◆ What the exercise asks
Which lines below hold the word "from"? Report each one.

- - - - -

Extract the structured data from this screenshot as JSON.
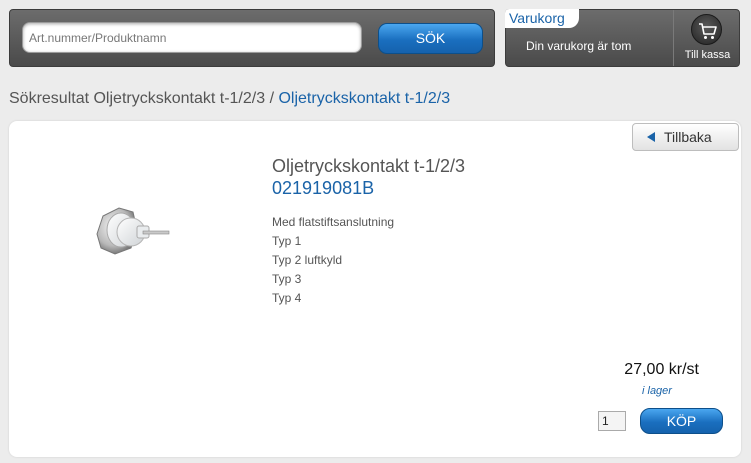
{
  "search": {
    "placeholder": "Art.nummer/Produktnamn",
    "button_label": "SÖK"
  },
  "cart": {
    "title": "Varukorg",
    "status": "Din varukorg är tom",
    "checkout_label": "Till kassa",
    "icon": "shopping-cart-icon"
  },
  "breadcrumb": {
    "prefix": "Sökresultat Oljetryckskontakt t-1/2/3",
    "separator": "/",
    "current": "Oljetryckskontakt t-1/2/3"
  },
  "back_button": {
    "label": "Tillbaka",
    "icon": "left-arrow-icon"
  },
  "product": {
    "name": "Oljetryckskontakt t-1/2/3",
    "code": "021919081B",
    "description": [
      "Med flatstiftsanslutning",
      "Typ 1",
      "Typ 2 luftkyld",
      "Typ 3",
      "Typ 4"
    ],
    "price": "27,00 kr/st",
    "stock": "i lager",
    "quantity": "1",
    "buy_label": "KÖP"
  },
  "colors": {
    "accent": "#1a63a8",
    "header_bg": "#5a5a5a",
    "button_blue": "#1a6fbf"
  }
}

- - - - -

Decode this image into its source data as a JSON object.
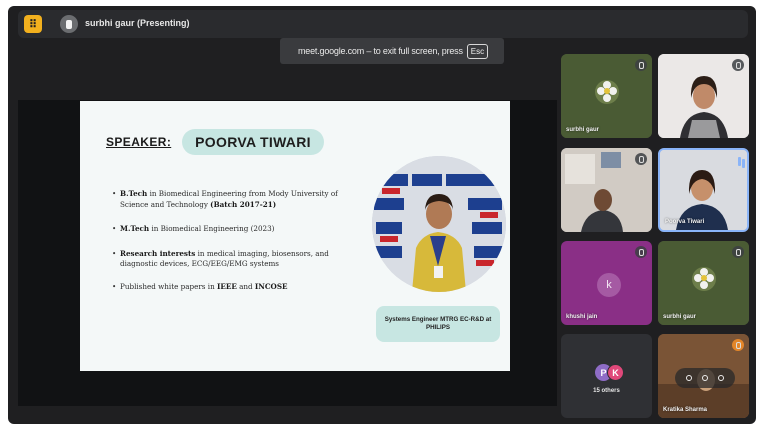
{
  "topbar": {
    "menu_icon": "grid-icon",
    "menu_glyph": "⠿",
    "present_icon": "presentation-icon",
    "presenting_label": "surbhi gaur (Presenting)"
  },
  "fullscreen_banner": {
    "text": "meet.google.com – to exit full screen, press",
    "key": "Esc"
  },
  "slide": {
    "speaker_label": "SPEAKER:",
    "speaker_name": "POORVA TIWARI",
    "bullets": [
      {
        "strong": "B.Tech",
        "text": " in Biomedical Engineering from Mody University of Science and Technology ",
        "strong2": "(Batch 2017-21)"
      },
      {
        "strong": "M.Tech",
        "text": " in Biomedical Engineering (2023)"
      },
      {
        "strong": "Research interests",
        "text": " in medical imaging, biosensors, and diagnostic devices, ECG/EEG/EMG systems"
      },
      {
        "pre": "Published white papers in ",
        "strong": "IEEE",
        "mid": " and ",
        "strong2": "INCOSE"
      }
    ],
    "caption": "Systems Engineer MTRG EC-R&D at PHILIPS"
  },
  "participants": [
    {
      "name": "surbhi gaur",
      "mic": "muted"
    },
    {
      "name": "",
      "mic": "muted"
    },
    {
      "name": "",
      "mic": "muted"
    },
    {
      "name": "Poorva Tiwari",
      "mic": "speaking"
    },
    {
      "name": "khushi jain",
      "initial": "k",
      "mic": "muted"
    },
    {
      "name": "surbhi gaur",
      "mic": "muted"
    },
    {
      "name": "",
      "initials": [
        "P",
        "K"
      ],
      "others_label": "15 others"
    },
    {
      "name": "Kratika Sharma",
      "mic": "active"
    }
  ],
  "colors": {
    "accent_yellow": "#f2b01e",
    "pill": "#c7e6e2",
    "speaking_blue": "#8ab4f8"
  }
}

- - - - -

◆ Exercise solution
Extract the structured data from this screenshot as JSON.
        "text": " in Biomedical Engineering from Mody University of Science and Technology ",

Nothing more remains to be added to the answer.